Many parts of our country are under sever weather warnings. The following are suggestions from the ASPCA (American Society for the Prevention of Cruelty to Animals)on how to keep your cats and dogs safe during the winter storm — not just for those in the Northeast, but for all parts of the country:
- Keep your dogs indoors as much as possible during winter months, but this is especially true with the impending storm — please bring them inside immediately, and limit their time outside for brief bathroom trips through the duration of the storm.
- When they do go out, make sure they’re prepared: depending on their breed, coat thickness and size — they may need a coat. If they have sensitive paws, make sure they’re wearing their booties.
- Never let your dog off the leash on snow or ice, especially during a snowstorm. Dogs can lose their scent in the snow and easily become lost. More dogs are lost during the winter than during any other season, so make sure your dog always wears an ID tag.

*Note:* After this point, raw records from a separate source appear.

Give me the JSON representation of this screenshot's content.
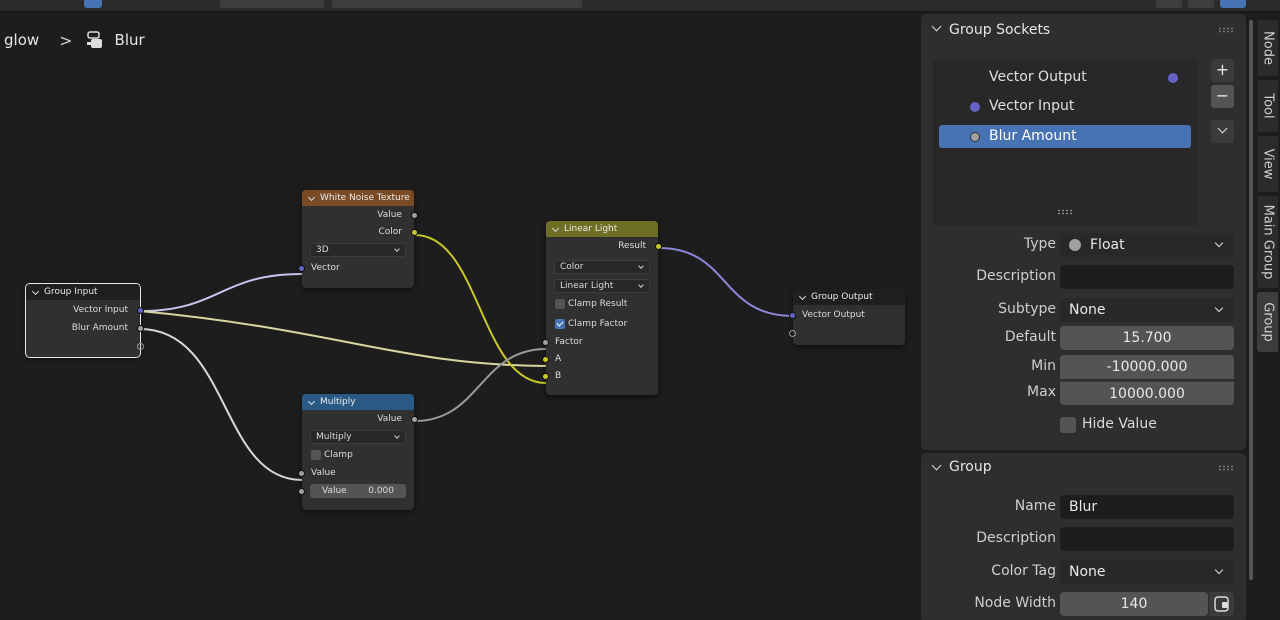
{
  "breadcrumb": {
    "parent": "glow",
    "current": "Blur"
  },
  "nodes": {
    "group_input": {
      "title": "Group Input",
      "outputs": [
        "Vector Input",
        "Blur Amount"
      ]
    },
    "white_noise": {
      "title": "White Noise Texture",
      "outputs": [
        "Value",
        "Color"
      ],
      "dimension": "3D",
      "input": "Vector"
    },
    "multiply": {
      "title": "Multiply",
      "output": "Value",
      "operation": "Multiply",
      "clamp_label": "Clamp",
      "input": "Value",
      "value_label": "Value",
      "value": "0.000"
    },
    "linear_light": {
      "title": "Linear Light",
      "output": "Result",
      "data_type": "Color",
      "blend_mode": "Linear Light",
      "clamp_result": "Clamp Result",
      "clamp_factor": "Clamp Factor",
      "inputs": [
        "Factor",
        "A",
        "B"
      ]
    },
    "group_output": {
      "title": "Group Output",
      "input": "Vector Output"
    }
  },
  "group_sockets_panel": {
    "title": "Group Sockets",
    "sockets": [
      {
        "name": "Vector Output",
        "kind": "output"
      },
      {
        "name": "Vector Input",
        "kind": "input"
      },
      {
        "name": "Blur Amount",
        "kind": "input",
        "active": true
      }
    ],
    "add_icon": "+",
    "remove_icon": "−",
    "type_label": "Type",
    "type_value": "Float",
    "description_label": "Description",
    "description_value": "",
    "subtype_label": "Subtype",
    "subtype_value": "None",
    "default_label": "Default",
    "default_value": "15.700",
    "min_label": "Min",
    "min_value": "-10000.000",
    "max_label": "Max",
    "max_value": "10000.000",
    "hide_value_label": "Hide Value"
  },
  "group_panel": {
    "title": "Group",
    "name_label": "Name",
    "name_value": "Blur",
    "description_label": "Description",
    "description_value": "",
    "color_tag_label": "Color Tag",
    "color_tag_value": "None",
    "node_width_label": "Node Width",
    "node_width_value": "140"
  },
  "tabs": [
    "Node",
    "Tool",
    "View",
    "Main Group",
    "Group"
  ],
  "colors": {
    "white_noise_header": "#7a4a24",
    "multiply_header": "#295a84",
    "linear_light_header": "#6e6e24",
    "output_header": "#1f1f1f",
    "accent": "#4772b3",
    "socket_vector": "#6363c7",
    "socket_color": "#c7c729",
    "socket_float": "#a1a1a1"
  }
}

- Thoroughly wipe your dog’s legs, feet, and stomach after walking in sleet, snow or ice. He might ingest salt, antifreeze or other potentially dangerous chemicals while licking his paws, and his paw pads may also get cut and bleed from contact with snow or encrusted ice.
- If your large dog spends most of his time outside, take proper precautions during the colder months. Make sure your dog has an insulated and waterproof dog house and access to fresh water. And remember—if it’s too cold for you, it’s too cold for your dog. Never leave your dog outside during a snowstorm or inclement weather including sleet, ice, snow, wind, or extreme cold.
- If you see a pet in distress, report it. If you’re in NYC and you see an animal without adequate shelter, food, or water, please call 311. If you see animal cruelty in progress, call 911. Those outside of NYC should contact their local law enforcement or animal control, depending on the municipality.
Take a look at additional resources and tips to protect your pets from hazardous weather conditions on DogTime.com.